But say you’re not working on a story. You’re trying to build your personal brand. Hatter uses LinkedIn for that, too.
“There are over a million groups on LinkedIn,” he said. “Some groups have literally hundreds of thousands of members in them. By joining the group, you now have opt-in permission to share with that group.”
Don’t spam them, he warns. Instead, pass along articles or video links that would appeal to other broadcast journalists or television executives.
Hatter says LinkedIn limits you to 50 groups. That’s probably more than enough for most of us, though there are some LinkedIn power users who sound pretty upset about the cap.
You also want to post on your home page on LinkedIn. If you haven’t been to your account in a while, log-in and take a look. LinkedIn has basically created a professional version of Facebook. After getting Hatter’s advice, I try to post at least once a day on there and allow LinkedIn to send the message to my Twitter followers, too.
Finally, be careful with the recommendations you give others — and especially the recommendations you choose to publish on your profile.
Hatter is also a hiring manager and says it takes an authentic, from-the-heart recommendation on a candidate’s LinkedIn profile to make him take it seriously.
“If I go in and I give you a recommendation, you are going to show-up in front of my entire network as a recommendation from Dave,” he said. “Everyone in your network is going to see that I recommended you.

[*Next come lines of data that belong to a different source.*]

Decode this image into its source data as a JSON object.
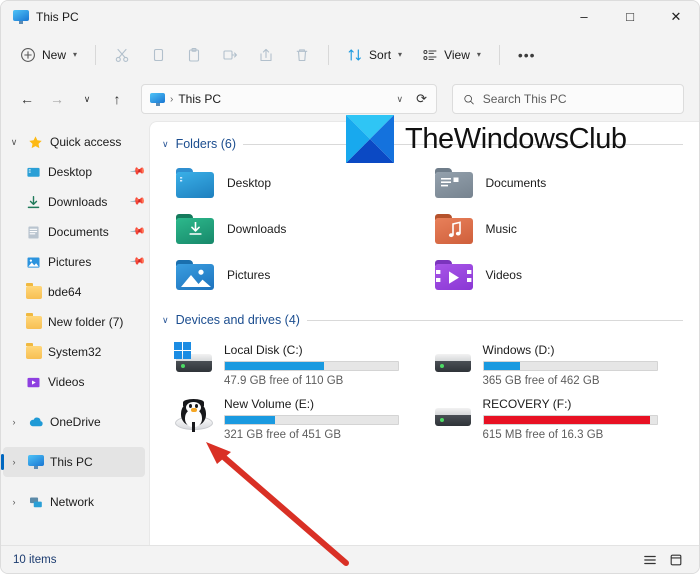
{
  "window": {
    "title": "This PC",
    "title_icon": "monitor-icon",
    "controls": {
      "minimize": "–",
      "maximize": "□",
      "close": "✕"
    }
  },
  "toolbar": {
    "new_label": "New",
    "sort_label": "Sort",
    "view_label": "View",
    "more_label": "•••",
    "icons": [
      "plus-icon",
      "cut-icon",
      "copy-icon",
      "paste-icon",
      "rename-icon",
      "share-icon",
      "delete-icon",
      "sort-icon",
      "view-icon",
      "more-icon"
    ]
  },
  "nav": {
    "back": "←",
    "forward": "→",
    "recent": "∨",
    "up": "↑",
    "refresh": "⟳",
    "address_text": "This PC",
    "address_icon": "monitor-icon",
    "crumb_sep": "›",
    "address_chevron": "∨"
  },
  "search": {
    "placeholder": "Search This PC",
    "value": "",
    "icon": "search-icon"
  },
  "sidebar": {
    "groups": [
      {
        "label": "Quick access",
        "icon": "star-icon",
        "expander": "∨",
        "expanded": true,
        "selected": false,
        "children": [
          {
            "label": "Desktop",
            "icon": "desktop-icon",
            "pinned": true
          },
          {
            "label": "Downloads",
            "icon": "downloads-icon",
            "pinned": true
          },
          {
            "label": "Documents",
            "icon": "documents-icon",
            "pinned": true
          },
          {
            "label": "Pictures",
            "icon": "pictures-icon",
            "pinned": true
          },
          {
            "label": "bde64",
            "icon": "folder-icon",
            "pinned": false
          },
          {
            "label": "New folder (7)",
            "icon": "folder-icon",
            "pinned": false
          },
          {
            "label": "System32",
            "icon": "folder-icon",
            "pinned": false
          },
          {
            "label": "Videos",
            "icon": "videos-icon",
            "pinned": false
          }
        ]
      },
      {
        "label": "OneDrive",
        "icon": "cloud-icon",
        "expander": "›",
        "expanded": false,
        "selected": false,
        "children": []
      },
      {
        "label": "This PC",
        "icon": "monitor-icon",
        "expander": "›",
        "expanded": false,
        "selected": true,
        "children": []
      },
      {
        "label": "Network",
        "icon": "network-icon",
        "expander": "›",
        "expanded": false,
        "selected": false,
        "children": []
      }
    ]
  },
  "content": {
    "folders_section": {
      "title": "Folders (6)",
      "chevron": "∨",
      "items": [
        {
          "name": "Desktop",
          "icon": "folder-desktop-icon",
          "color_back": "#2f8fd0",
          "color_front": "#2aa3e0"
        },
        {
          "name": "Documents",
          "icon": "folder-documents-icon",
          "color_back": "#7d8a96",
          "color_front": "#8e9aa6"
        },
        {
          "name": "Downloads",
          "icon": "folder-downloads-icon",
          "color_back": "#1f8f6e",
          "color_front": "#24a97f"
        },
        {
          "name": "Music",
          "icon": "folder-music-icon",
          "color_back": "#c25f35",
          "color_front": "#e07a52"
        },
        {
          "name": "Pictures",
          "icon": "folder-pictures-icon",
          "color_back": "#1f7ec4",
          "color_front": "#2b93de"
        },
        {
          "name": "Videos",
          "icon": "folder-videos-icon",
          "color_back": "#8a3fd1",
          "color_front": "#a24ae8"
        }
      ]
    },
    "drives_section": {
      "title": "Devices and drives (4)",
      "chevron": "∨",
      "items": [
        {
          "name": "Local Disk (C:)",
          "free": "47.9 GB free of 110 GB",
          "used_percent": 57,
          "bar_color": "#1a9ae0",
          "icon": "drive-windows-icon"
        },
        {
          "name": "Windows (D:)",
          "free": "365 GB free of 462 GB",
          "used_percent": 21,
          "bar_color": "#1a9ae0",
          "icon": "drive-icon"
        },
        {
          "name": "New Volume (E:)",
          "free": "321 GB free of 451 GB",
          "used_percent": 29,
          "bar_color": "#1a9ae0",
          "icon": "drive-linux-icon"
        },
        {
          "name": "RECOVERY (F:)",
          "free": "615 MB free of 16.3 GB",
          "used_percent": 96,
          "bar_color": "#e81123",
          "icon": "drive-icon"
        }
      ]
    }
  },
  "watermark": {
    "text": "TheWindowsClub",
    "logo": "thewindowsclub-logo"
  },
  "annotation": {
    "type": "red-arrow",
    "color": "#d93025",
    "points_to": "New Volume (E:) drive icon"
  },
  "statusbar": {
    "item_count": "10 items",
    "view_list_icon": "list-view-icon",
    "view_details_icon": "details-view-icon"
  }
}
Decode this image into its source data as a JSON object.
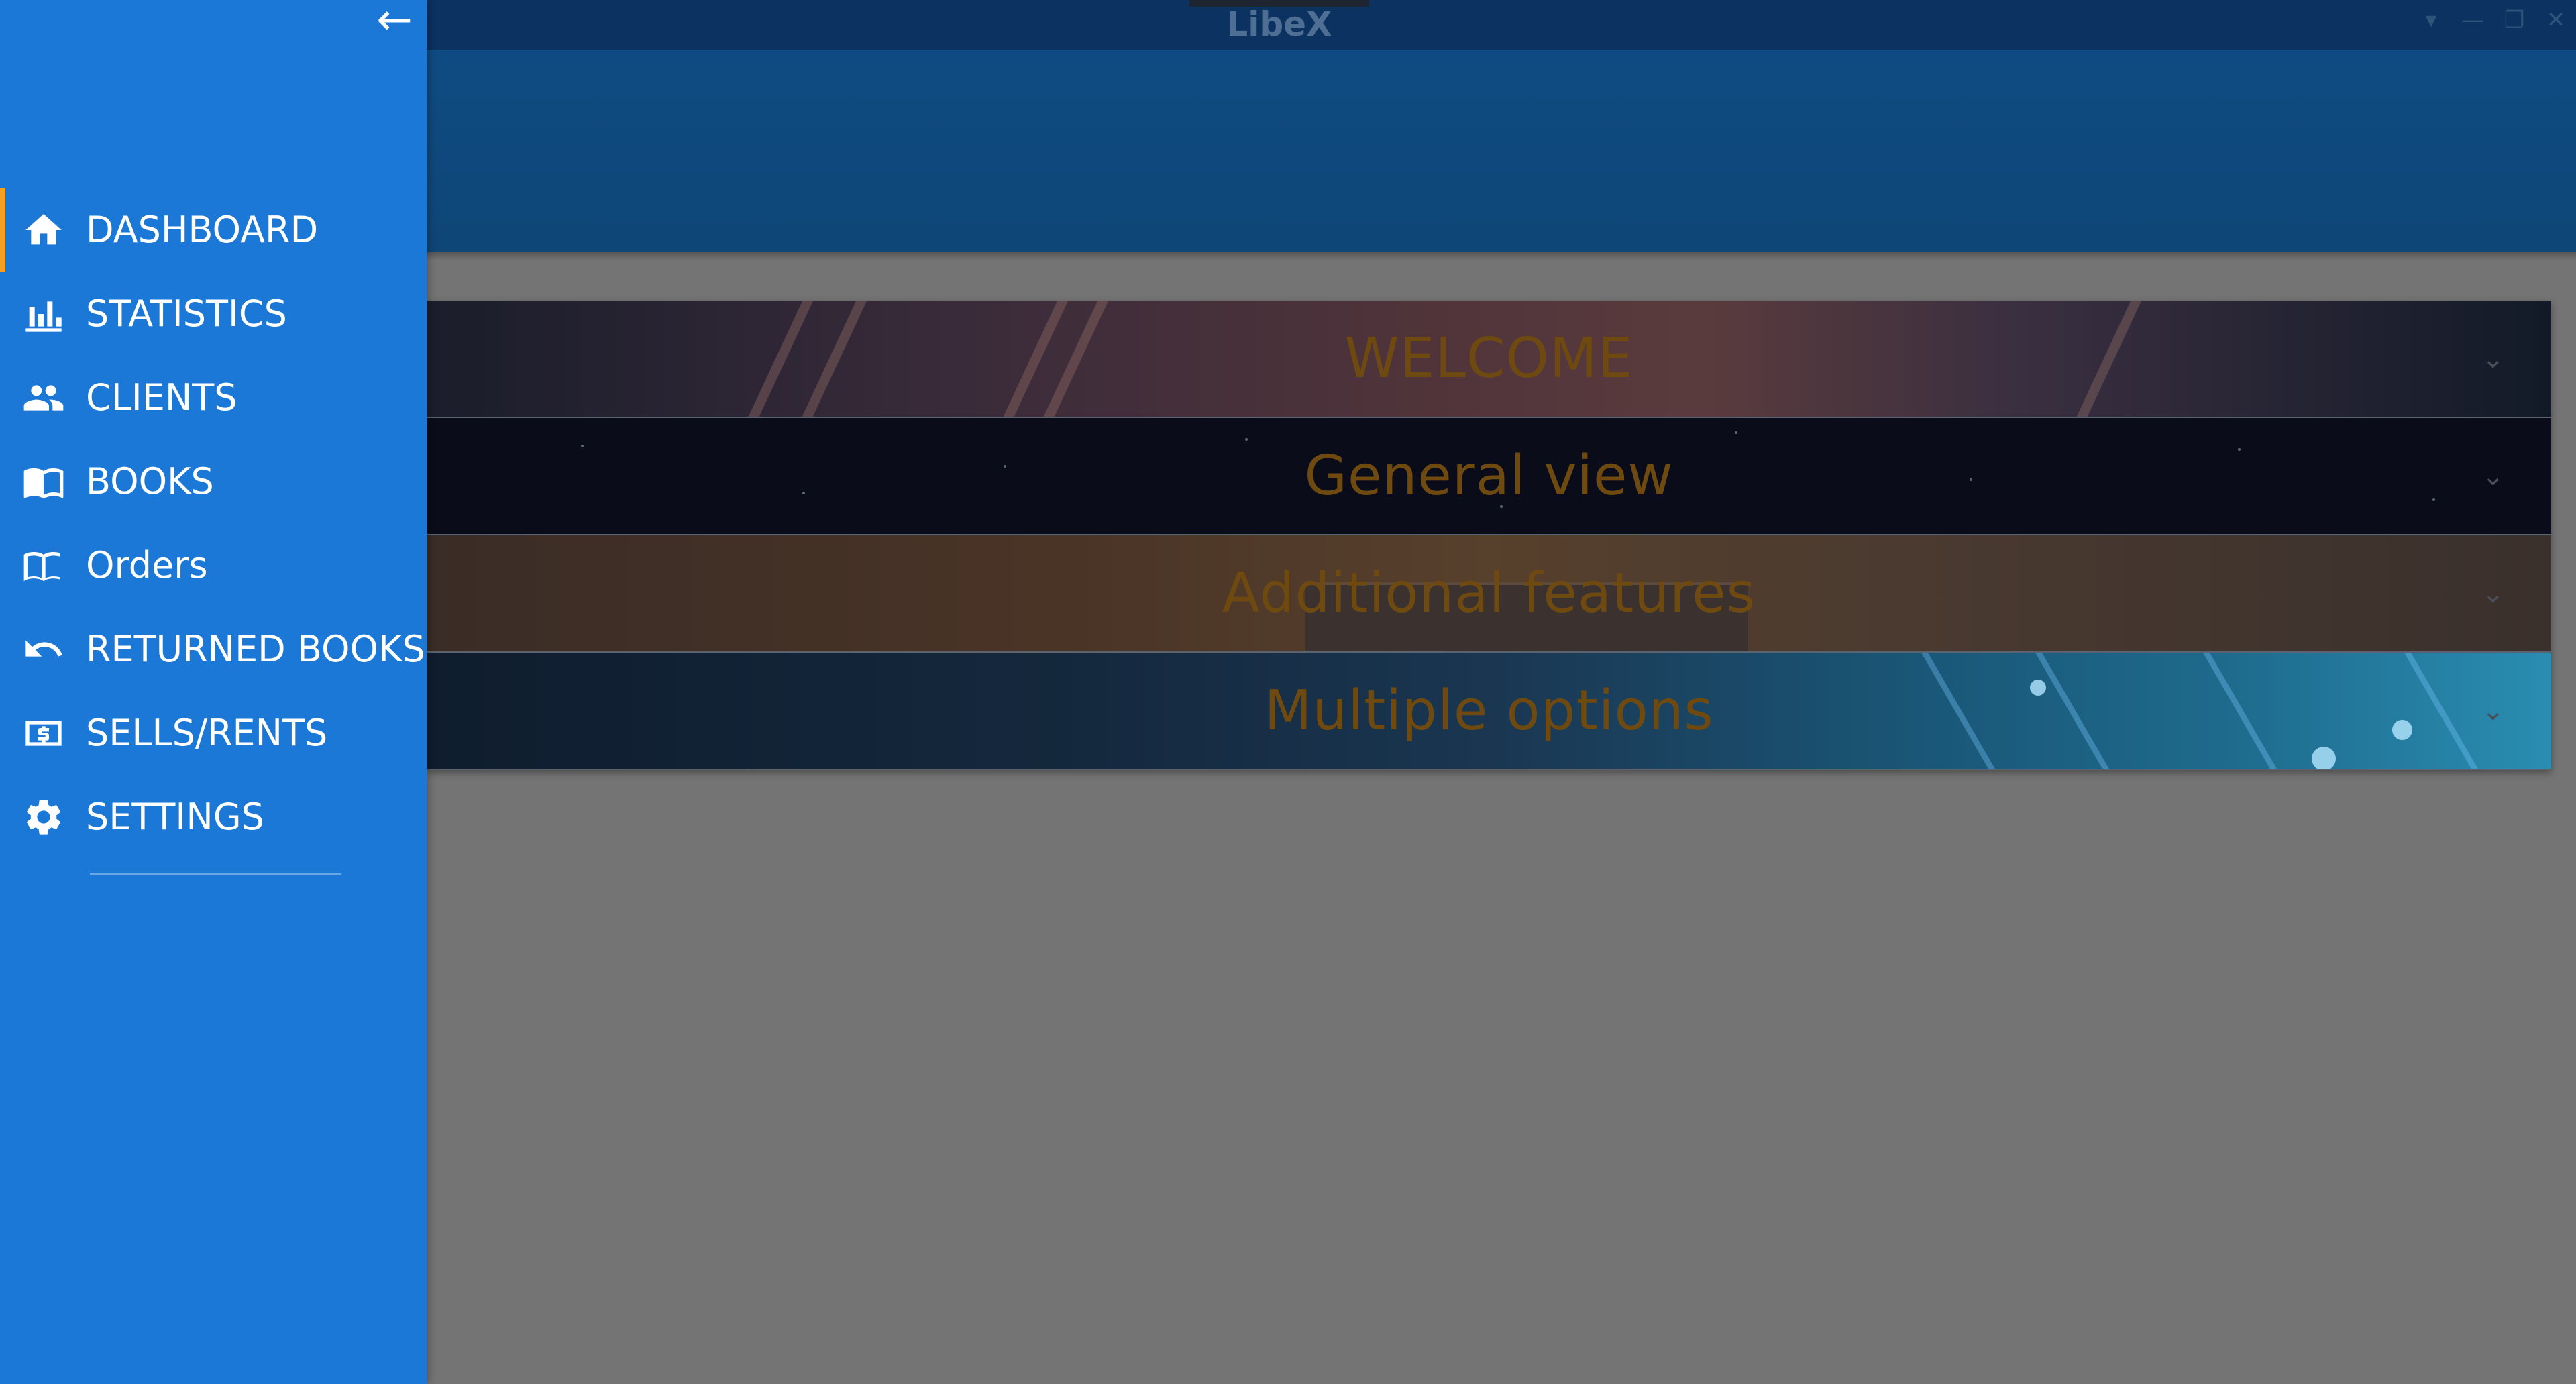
{
  "window": {
    "title": "LibeX",
    "controls": [
      "▾",
      "—",
      "❐",
      "✕"
    ]
  },
  "drawer": {
    "back_icon": "arrow-left-icon",
    "items": [
      {
        "label": "DASHBOARD",
        "icon": "home-icon",
        "active": true
      },
      {
        "label": "STATISTICS",
        "icon": "bar-chart-icon",
        "active": false
      },
      {
        "label": "CLIENTS",
        "icon": "people-icon",
        "active": false
      },
      {
        "label": "BOOKS",
        "icon": "books-icon",
        "active": false
      },
      {
        "label": "Orders",
        "icon": "open-book-icon",
        "active": false
      },
      {
        "label": "RETURNED BOOKS",
        "icon": "undo-icon",
        "active": false
      },
      {
        "label": "SELLS/RENTS",
        "icon": "money-icon",
        "active": false
      },
      {
        "label": "SETTINGS",
        "icon": "gear-icon",
        "active": false
      }
    ]
  },
  "panels": [
    {
      "title": "WELCOME",
      "icon": "chevron-down-icon"
    },
    {
      "title": "General view",
      "icon": "chevron-down-icon"
    },
    {
      "title": "Additional features",
      "icon": "chevron-down-icon"
    },
    {
      "title": "Multiple options",
      "icon": "chevron-down-icon"
    }
  ],
  "colors": {
    "drawer": "#1c78d6",
    "active_indicator": "#f4a020",
    "header": "#0f4b82",
    "titlebar": "#0b3261",
    "panel_title": "#6e4a10",
    "background": "#747474"
  }
}
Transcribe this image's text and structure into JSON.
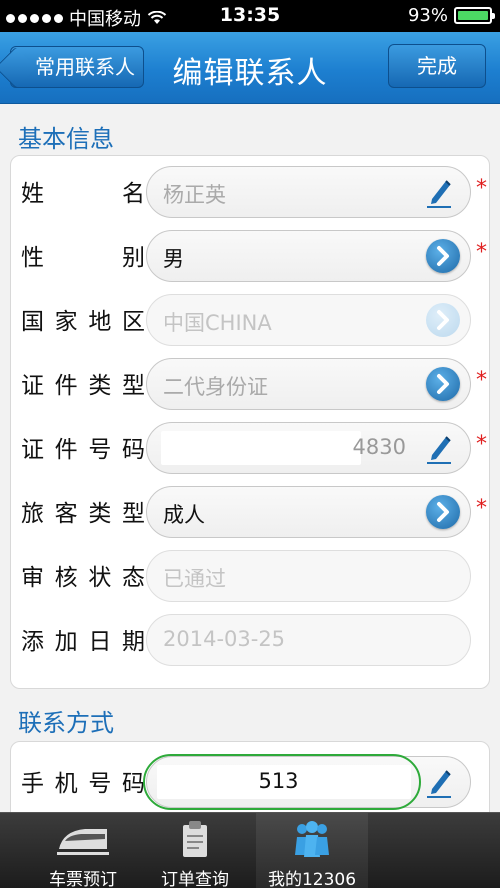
{
  "status_bar": {
    "carrier": "中国移动",
    "time": "13:35",
    "battery": "93%"
  },
  "nav": {
    "back_label": "常用联系人",
    "title": "编辑联系人",
    "done_label": "完成"
  },
  "sections": {
    "basic": "基本信息",
    "contact": "联系方式"
  },
  "fields": {
    "name": {
      "label": "姓名",
      "value": "杨正英"
    },
    "gender": {
      "label": "性别",
      "value": "男"
    },
    "country": {
      "label": "国家地区",
      "value": "中国CHINA"
    },
    "id_type": {
      "label": "证件类型",
      "value": "二代身份证"
    },
    "id_number": {
      "label": "证件号码",
      "value": "4830"
    },
    "passenger_type": {
      "label": "旅客类型",
      "value": "成人"
    },
    "review_status": {
      "label": "审核状态",
      "value": "已通过"
    },
    "date_added": {
      "label": "添加日期",
      "value": "2014-03-25"
    },
    "phone": {
      "label": "手机号码",
      "value": "513"
    }
  },
  "required_mark": "*",
  "tabs": [
    {
      "label": "车票预订",
      "icon": "train-icon"
    },
    {
      "label": "订单查询",
      "icon": "clipboard-icon"
    },
    {
      "label": "我的12306",
      "icon": "people-icon"
    }
  ],
  "colors": {
    "nav_blue": "#1d7fd0",
    "section_blue": "#1d6fb8",
    "required_red": "#e02020",
    "phone_highlight": "#2eaa3a"
  }
}
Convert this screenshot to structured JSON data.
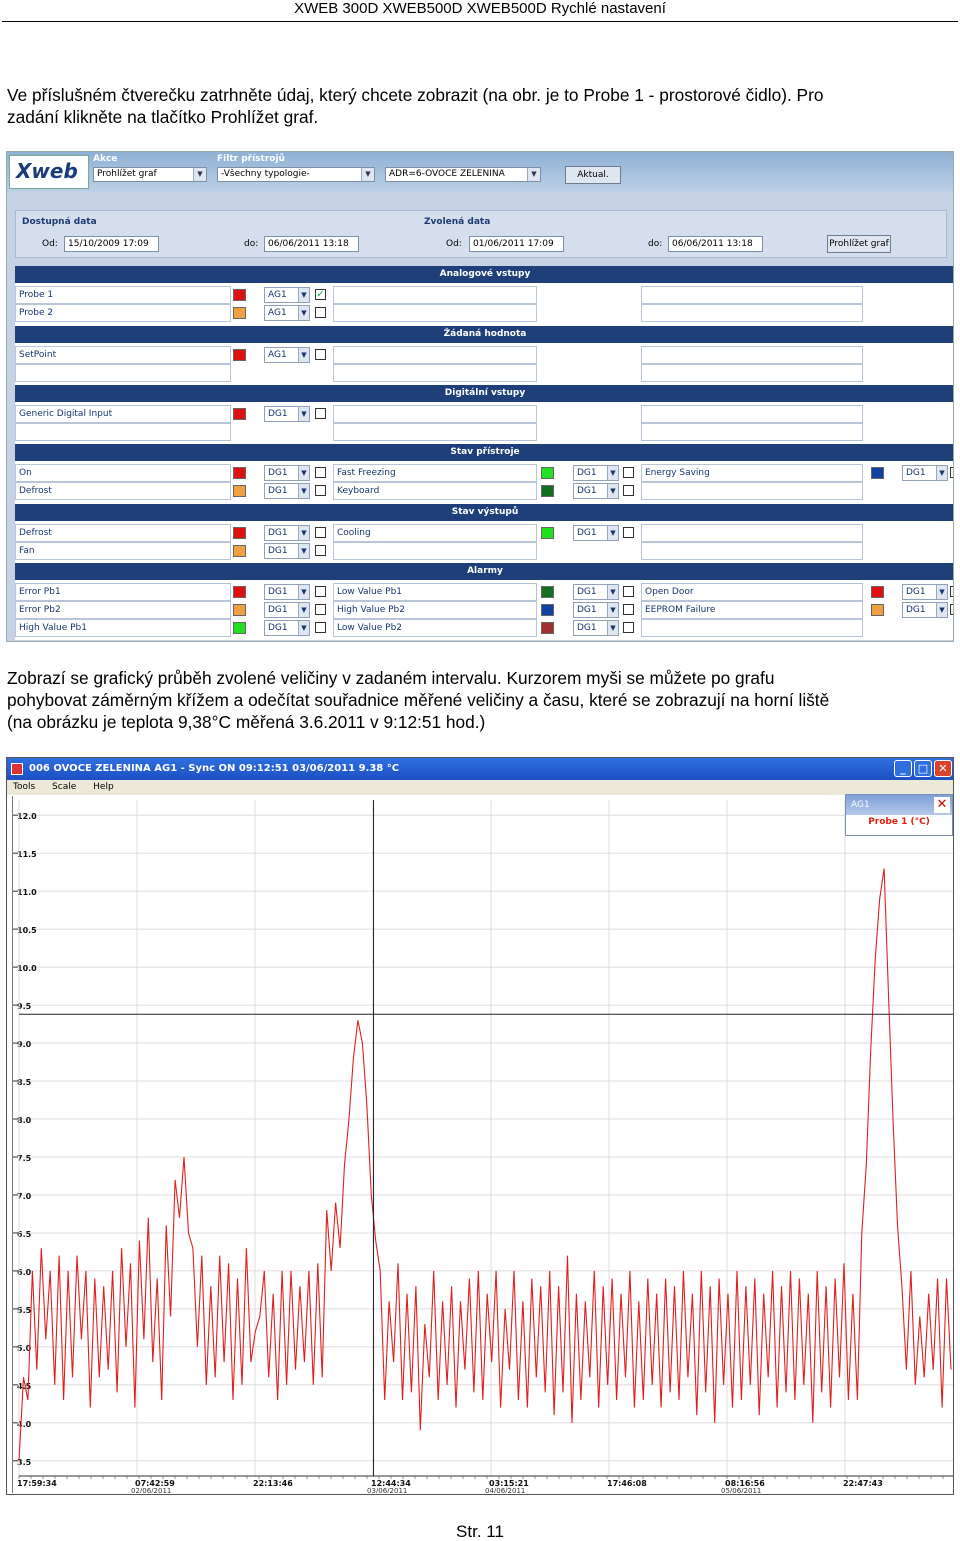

But if I say something like, ‘Matt is an awesome guy,’ does that really carry any weight? And I think a lot of recommendations are pretty shallow and pretty hollow like that.”
Hatter also explains, in an extended clip we put on our station’s website, how to jazz-up your “headline” and profile info to stand-out from the crowd. The headline is really important because it’s what hiring managers see first in their search results, along with your profile photo. And please have a profile photo! I can’t believe how many people in broadcasting don’t put their photo up on LinkedIn.
Hatter told me having no photo is a quick way to get overlooked when a television executive is doing her own “advanced people search” in an effort to fill a job quickly.
In such a competitive industry, we need all the help we can get. So why not put more effort into LinkedIn? After all, it’s free. (Hatter advises against paying for the premium version.)
You can bet the other 90 TV anchor/reporters in America who look just like you will be using LinkedIn. So you’d better, too.
You can connect with Matthew Nordin on LinkedIn and Twitter. He’s an investigative reporter at WXIX-TV in Cincinnati. And if you want to learn more about how to use this site, check out the group LinkedIn for Journalists (http://www.linkedin.com/groups/LinkedIn-Journalists-3753151), which offers free tutorials.